▶ **THE TASK**:
A verbatim copy of all the data is required, minus any images.

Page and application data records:

----------

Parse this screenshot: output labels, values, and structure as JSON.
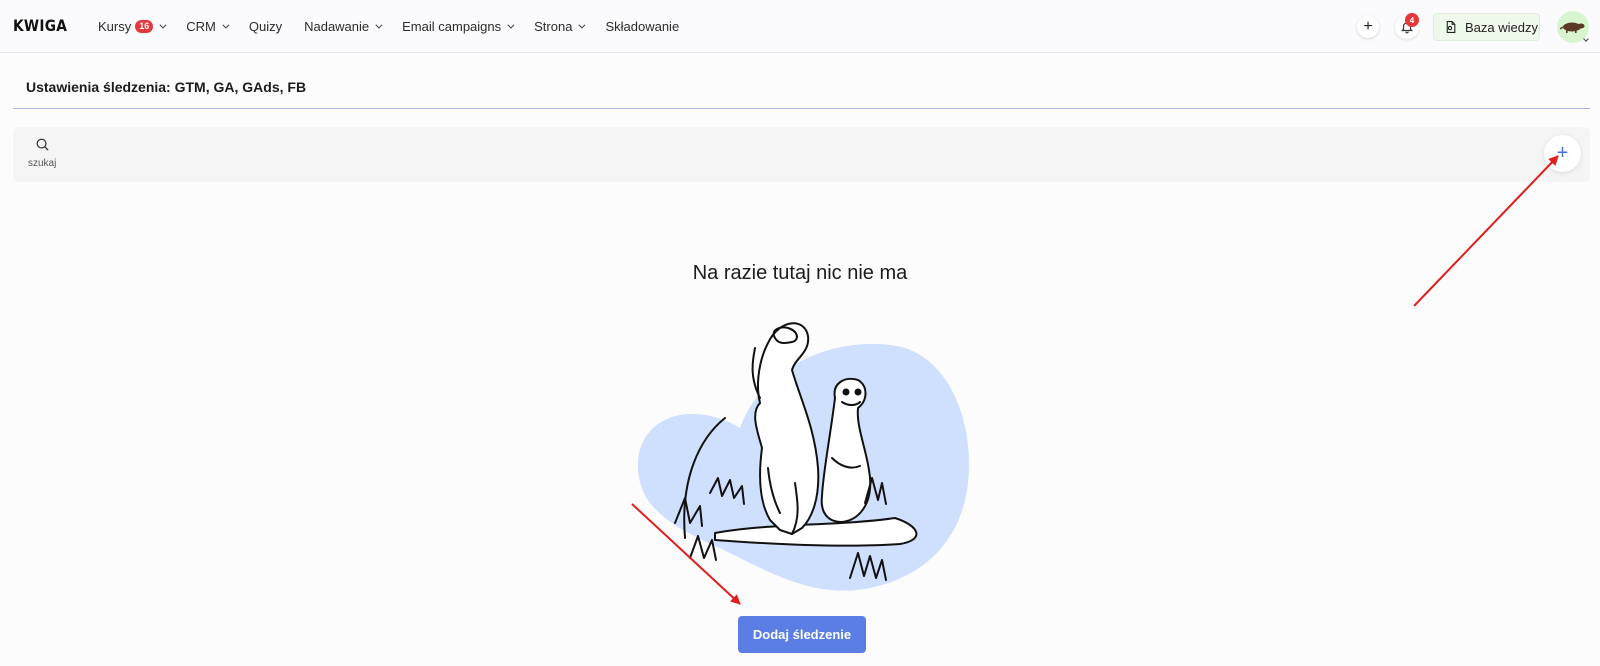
{
  "header": {
    "logo": "KWIGA",
    "nav": [
      {
        "label": "Kursy",
        "badge": "16",
        "has_dropdown": true
      },
      {
        "label": "CRM",
        "has_dropdown": true
      },
      {
        "label": "Quizy",
        "has_dropdown": false
      },
      {
        "label": "Nadawanie",
        "has_dropdown": true
      },
      {
        "label": "Email campaigns",
        "has_dropdown": true
      },
      {
        "label": "Strona",
        "has_dropdown": true
      },
      {
        "label": "Składowanie",
        "has_dropdown": false
      }
    ],
    "plus_label": "+",
    "notifications_count": "4",
    "knowledge_base_label": "Baza wiedzy"
  },
  "page": {
    "title": "Ustawienia śledzenia: GTM, GA, GAds, FB"
  },
  "search": {
    "label": "szukaj"
  },
  "toolbar": {
    "add_label": "+"
  },
  "empty_state": {
    "title": "Na razie tutaj nic nie ma",
    "button_label": "Dodaj śledzenie"
  },
  "colors": {
    "accent": "#5b7ee5",
    "blob": "#cfe0ff",
    "badge": "#e5383b",
    "annotation_arrow": "#e01e1e"
  }
}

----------

▶ **ANSWER SPACE**:
Parse this screenshot: output labels, values, and structure as JSON.
{
  "header": {
    "logo": "KWIGA",
    "nav": [
      {
        "label": "Kursy",
        "badge": "16",
        "has_dropdown": true
      },
      {
        "label": "CRM",
        "has_dropdown": true
      },
      {
        "label": "Quizy",
        "has_dropdown": false
      },
      {
        "label": "Nadawanie",
        "has_dropdown": true
      },
      {
        "label": "Email campaigns",
        "has_dropdown": true
      },
      {
        "label": "Strona",
        "has_dropdown": true
      },
      {
        "label": "Składowanie",
        "has_dropdown": false
      }
    ],
    "plus_label": "+",
    "notifications_count": "4",
    "knowledge_base_label": "Baza wiedzy"
  },
  "page": {
    "title": "Ustawienia śledzenia: GTM, GA, GAds, FB"
  },
  "search": {
    "label": "szukaj"
  },
  "toolbar": {
    "add_label": "+"
  },
  "empty_state": {
    "title": "Na razie tutaj nic nie ma",
    "button_label": "Dodaj śledzenie"
  },
  "colors": {
    "accent": "#5b7ee5",
    "blob": "#cfe0ff",
    "badge": "#e5383b",
    "annotation_arrow": "#e01e1e"
  }
}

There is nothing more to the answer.